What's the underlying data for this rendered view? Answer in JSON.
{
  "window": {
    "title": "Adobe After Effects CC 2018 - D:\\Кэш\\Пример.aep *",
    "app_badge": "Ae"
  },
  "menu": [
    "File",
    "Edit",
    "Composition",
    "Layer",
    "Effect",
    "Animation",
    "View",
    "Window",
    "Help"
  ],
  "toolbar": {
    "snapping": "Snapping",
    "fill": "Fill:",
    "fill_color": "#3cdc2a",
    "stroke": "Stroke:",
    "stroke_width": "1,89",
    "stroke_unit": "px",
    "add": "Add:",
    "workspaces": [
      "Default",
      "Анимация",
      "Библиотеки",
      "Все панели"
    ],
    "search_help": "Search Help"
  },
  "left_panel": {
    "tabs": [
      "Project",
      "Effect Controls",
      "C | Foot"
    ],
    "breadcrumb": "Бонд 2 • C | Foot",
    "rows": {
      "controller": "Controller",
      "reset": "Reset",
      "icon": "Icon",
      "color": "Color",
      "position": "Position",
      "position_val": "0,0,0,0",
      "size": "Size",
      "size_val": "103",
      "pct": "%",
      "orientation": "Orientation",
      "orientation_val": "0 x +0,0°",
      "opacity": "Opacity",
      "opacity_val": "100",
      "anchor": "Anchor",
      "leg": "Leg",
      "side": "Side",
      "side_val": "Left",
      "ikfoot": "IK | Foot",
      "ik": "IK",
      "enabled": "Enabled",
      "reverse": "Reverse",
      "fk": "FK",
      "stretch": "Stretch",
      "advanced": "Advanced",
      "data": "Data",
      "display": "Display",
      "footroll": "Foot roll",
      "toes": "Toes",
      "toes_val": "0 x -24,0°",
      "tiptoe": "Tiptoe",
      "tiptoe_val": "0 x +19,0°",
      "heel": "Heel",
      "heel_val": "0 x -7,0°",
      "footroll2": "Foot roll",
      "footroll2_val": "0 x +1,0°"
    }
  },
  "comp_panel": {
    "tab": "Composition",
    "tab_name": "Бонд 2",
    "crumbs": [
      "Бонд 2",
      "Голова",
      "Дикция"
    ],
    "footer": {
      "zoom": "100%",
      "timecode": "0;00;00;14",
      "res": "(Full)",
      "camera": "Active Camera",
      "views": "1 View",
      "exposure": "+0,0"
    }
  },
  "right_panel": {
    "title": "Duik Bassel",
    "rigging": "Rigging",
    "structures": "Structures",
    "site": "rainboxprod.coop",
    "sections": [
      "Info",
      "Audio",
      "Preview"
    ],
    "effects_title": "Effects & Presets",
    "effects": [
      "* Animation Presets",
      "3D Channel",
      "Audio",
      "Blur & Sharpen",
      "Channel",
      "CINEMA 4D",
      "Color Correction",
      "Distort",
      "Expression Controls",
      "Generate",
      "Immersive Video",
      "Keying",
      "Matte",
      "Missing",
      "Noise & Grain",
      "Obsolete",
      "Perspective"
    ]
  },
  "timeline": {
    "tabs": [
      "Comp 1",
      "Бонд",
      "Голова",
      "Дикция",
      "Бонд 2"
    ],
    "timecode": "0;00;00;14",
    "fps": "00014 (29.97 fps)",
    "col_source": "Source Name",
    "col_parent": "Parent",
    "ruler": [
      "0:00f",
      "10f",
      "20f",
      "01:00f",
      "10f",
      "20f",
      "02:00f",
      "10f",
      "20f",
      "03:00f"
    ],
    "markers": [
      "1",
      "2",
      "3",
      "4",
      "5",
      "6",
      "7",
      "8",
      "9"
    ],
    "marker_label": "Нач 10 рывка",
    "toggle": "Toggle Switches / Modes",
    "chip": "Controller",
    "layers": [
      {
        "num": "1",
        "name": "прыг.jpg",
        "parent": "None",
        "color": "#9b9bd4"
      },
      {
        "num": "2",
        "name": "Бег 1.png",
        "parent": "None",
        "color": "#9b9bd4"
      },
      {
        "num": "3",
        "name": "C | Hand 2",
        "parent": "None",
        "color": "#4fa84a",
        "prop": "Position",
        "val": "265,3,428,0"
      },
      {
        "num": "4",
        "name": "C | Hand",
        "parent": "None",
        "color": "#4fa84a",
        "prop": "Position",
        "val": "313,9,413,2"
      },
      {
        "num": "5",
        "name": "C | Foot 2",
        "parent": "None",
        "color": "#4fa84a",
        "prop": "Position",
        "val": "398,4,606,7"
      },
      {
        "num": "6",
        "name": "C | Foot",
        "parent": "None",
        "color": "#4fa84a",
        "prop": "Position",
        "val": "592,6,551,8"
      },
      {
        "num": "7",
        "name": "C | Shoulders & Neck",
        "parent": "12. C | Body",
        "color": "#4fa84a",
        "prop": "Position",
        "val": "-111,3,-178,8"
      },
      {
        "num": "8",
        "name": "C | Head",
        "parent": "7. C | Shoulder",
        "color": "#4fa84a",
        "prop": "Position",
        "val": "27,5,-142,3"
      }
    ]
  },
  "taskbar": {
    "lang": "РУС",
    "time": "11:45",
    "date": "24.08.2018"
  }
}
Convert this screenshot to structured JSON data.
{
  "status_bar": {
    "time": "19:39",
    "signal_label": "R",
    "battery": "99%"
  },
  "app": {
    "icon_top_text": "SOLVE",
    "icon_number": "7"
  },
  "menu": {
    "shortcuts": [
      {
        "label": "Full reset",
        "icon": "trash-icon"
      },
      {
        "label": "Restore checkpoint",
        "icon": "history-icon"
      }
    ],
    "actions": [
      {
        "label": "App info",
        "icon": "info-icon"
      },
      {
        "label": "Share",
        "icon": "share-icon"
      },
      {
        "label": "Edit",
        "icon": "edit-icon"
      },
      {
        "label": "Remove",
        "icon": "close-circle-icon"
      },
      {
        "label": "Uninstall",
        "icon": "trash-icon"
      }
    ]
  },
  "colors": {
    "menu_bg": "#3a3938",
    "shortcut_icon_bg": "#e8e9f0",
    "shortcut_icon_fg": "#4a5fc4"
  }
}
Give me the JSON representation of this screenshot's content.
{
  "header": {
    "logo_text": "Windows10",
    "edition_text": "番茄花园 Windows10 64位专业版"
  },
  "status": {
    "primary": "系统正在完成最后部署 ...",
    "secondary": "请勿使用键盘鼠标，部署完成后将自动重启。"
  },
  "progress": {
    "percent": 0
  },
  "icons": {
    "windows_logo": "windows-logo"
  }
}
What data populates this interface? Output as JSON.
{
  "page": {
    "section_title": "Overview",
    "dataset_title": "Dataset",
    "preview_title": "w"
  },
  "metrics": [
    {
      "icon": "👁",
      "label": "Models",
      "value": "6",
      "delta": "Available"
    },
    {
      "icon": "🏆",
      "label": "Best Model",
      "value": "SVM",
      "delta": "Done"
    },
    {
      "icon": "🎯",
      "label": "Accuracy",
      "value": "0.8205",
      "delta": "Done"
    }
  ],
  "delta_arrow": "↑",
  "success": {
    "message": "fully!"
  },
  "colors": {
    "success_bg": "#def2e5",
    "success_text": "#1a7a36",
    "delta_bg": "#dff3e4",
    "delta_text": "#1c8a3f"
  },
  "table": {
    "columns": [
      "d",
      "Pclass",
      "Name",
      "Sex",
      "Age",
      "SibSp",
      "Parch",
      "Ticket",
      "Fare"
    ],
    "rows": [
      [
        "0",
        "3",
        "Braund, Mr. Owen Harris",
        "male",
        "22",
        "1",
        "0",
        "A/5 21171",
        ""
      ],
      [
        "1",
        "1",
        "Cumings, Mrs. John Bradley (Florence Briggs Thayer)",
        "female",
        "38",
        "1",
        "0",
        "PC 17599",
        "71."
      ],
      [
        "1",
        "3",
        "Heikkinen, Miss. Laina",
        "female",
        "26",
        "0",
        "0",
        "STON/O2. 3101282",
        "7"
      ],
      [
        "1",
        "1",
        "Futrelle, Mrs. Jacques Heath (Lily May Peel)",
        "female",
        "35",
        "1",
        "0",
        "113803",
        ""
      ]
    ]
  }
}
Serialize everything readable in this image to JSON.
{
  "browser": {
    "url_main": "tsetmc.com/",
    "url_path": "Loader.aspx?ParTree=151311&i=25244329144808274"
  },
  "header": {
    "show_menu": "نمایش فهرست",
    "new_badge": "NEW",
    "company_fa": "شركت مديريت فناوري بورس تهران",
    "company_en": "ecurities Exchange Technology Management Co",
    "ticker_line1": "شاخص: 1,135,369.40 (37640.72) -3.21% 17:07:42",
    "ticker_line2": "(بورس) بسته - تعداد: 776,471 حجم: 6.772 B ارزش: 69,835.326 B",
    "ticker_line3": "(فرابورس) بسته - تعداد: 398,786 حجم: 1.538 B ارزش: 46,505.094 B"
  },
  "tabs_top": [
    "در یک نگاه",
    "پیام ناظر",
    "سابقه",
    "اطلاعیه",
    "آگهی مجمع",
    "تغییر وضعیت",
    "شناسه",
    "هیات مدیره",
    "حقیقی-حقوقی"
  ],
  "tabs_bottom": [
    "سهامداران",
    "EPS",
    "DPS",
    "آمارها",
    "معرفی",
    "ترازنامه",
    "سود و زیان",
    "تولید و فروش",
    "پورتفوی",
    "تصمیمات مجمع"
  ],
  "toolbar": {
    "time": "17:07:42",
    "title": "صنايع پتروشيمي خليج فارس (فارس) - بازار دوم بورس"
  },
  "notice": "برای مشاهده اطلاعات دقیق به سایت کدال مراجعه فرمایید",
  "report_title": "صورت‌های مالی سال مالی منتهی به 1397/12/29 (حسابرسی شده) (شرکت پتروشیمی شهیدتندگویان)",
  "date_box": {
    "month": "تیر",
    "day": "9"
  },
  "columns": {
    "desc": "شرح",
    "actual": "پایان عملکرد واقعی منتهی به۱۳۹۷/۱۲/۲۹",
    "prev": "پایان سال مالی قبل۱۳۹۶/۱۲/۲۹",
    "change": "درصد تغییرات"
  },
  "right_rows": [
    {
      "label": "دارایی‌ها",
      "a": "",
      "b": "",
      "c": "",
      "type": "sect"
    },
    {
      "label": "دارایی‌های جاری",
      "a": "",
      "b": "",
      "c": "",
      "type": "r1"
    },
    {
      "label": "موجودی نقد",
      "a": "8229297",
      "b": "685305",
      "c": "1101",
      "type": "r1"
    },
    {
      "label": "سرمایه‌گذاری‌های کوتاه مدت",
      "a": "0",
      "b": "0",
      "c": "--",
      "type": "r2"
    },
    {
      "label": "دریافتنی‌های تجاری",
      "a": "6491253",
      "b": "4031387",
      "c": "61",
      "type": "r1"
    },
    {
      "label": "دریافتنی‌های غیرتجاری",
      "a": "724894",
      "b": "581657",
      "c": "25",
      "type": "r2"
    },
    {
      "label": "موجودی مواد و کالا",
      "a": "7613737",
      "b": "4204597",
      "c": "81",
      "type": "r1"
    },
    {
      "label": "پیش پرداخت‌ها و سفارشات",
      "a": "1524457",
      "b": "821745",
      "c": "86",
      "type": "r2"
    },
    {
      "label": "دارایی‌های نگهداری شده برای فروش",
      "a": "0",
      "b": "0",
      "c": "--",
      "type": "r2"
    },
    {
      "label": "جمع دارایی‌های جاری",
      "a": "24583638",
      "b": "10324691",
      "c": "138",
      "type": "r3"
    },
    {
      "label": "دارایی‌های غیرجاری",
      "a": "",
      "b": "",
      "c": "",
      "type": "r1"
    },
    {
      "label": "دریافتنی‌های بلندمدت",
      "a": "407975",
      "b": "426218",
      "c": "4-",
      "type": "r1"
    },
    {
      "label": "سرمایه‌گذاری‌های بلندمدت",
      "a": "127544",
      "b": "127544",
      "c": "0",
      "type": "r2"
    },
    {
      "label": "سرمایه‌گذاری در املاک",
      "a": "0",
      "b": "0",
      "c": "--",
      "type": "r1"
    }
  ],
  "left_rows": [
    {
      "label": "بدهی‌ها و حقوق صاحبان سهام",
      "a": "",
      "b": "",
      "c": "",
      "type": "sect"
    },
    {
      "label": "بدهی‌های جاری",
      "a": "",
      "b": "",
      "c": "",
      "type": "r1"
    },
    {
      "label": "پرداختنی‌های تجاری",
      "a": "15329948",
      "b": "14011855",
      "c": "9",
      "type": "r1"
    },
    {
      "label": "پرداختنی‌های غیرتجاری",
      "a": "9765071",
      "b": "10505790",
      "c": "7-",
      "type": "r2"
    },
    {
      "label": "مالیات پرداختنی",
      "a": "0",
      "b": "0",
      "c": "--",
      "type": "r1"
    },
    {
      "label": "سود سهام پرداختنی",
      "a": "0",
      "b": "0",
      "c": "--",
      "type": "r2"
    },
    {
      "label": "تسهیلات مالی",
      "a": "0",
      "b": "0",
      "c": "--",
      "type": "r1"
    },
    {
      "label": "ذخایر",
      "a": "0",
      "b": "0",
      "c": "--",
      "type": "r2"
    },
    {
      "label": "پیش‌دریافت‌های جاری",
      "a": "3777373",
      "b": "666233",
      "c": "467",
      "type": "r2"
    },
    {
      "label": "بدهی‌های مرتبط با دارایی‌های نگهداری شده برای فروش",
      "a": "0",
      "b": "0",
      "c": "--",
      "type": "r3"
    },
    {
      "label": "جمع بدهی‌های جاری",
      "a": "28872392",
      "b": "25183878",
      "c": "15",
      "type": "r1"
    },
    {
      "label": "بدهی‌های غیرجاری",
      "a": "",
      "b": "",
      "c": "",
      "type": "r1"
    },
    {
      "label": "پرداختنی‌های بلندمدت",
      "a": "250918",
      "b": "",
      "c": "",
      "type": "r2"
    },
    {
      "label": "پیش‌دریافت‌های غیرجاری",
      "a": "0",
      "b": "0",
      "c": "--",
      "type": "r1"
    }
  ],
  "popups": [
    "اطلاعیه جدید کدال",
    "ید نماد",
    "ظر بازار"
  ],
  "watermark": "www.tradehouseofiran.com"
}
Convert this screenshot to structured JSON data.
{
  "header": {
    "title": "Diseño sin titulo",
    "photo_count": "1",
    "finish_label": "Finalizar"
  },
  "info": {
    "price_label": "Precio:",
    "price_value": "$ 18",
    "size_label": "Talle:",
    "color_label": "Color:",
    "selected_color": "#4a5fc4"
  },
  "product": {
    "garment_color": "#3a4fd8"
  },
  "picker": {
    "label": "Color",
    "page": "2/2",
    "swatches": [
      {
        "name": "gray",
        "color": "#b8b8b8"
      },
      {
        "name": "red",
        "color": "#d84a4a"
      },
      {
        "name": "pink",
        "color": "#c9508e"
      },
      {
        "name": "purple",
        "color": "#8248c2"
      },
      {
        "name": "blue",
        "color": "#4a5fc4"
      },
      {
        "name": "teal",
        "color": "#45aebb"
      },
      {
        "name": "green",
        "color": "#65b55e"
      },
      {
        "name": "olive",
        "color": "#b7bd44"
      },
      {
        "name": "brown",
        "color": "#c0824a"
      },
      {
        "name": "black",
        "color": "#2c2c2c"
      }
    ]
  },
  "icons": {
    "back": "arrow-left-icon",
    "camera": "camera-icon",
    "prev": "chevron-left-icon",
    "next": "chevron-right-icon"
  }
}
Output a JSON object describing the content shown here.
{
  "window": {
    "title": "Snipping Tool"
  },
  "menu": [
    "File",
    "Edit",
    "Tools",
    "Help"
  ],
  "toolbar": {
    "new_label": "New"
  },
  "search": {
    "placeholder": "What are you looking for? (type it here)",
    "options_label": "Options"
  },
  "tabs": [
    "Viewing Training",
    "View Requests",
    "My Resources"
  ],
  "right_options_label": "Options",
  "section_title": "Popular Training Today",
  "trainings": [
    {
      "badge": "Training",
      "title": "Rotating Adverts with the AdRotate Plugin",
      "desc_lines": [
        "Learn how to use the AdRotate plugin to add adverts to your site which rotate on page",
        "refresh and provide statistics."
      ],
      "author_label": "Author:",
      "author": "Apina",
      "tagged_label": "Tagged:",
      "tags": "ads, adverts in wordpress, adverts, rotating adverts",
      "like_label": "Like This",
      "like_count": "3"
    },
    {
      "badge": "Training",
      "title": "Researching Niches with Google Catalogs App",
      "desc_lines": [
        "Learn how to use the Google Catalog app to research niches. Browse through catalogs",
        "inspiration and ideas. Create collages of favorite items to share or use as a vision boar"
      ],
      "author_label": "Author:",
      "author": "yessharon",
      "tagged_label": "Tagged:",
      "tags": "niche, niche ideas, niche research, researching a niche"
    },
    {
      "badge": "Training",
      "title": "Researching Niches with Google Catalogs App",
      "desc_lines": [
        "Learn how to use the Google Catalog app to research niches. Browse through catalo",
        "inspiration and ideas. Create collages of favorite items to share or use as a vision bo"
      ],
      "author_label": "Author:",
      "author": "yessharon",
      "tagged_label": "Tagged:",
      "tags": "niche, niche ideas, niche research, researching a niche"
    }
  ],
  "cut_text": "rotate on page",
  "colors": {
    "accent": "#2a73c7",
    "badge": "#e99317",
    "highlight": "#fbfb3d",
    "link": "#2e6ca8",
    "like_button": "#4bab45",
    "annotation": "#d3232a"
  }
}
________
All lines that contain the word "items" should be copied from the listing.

        "inspiration and ideas. Create collages of favorite items to share or use as a vision boar"
        "inspiration and ideas. Create collages of favorite items to share or use as a vision bo"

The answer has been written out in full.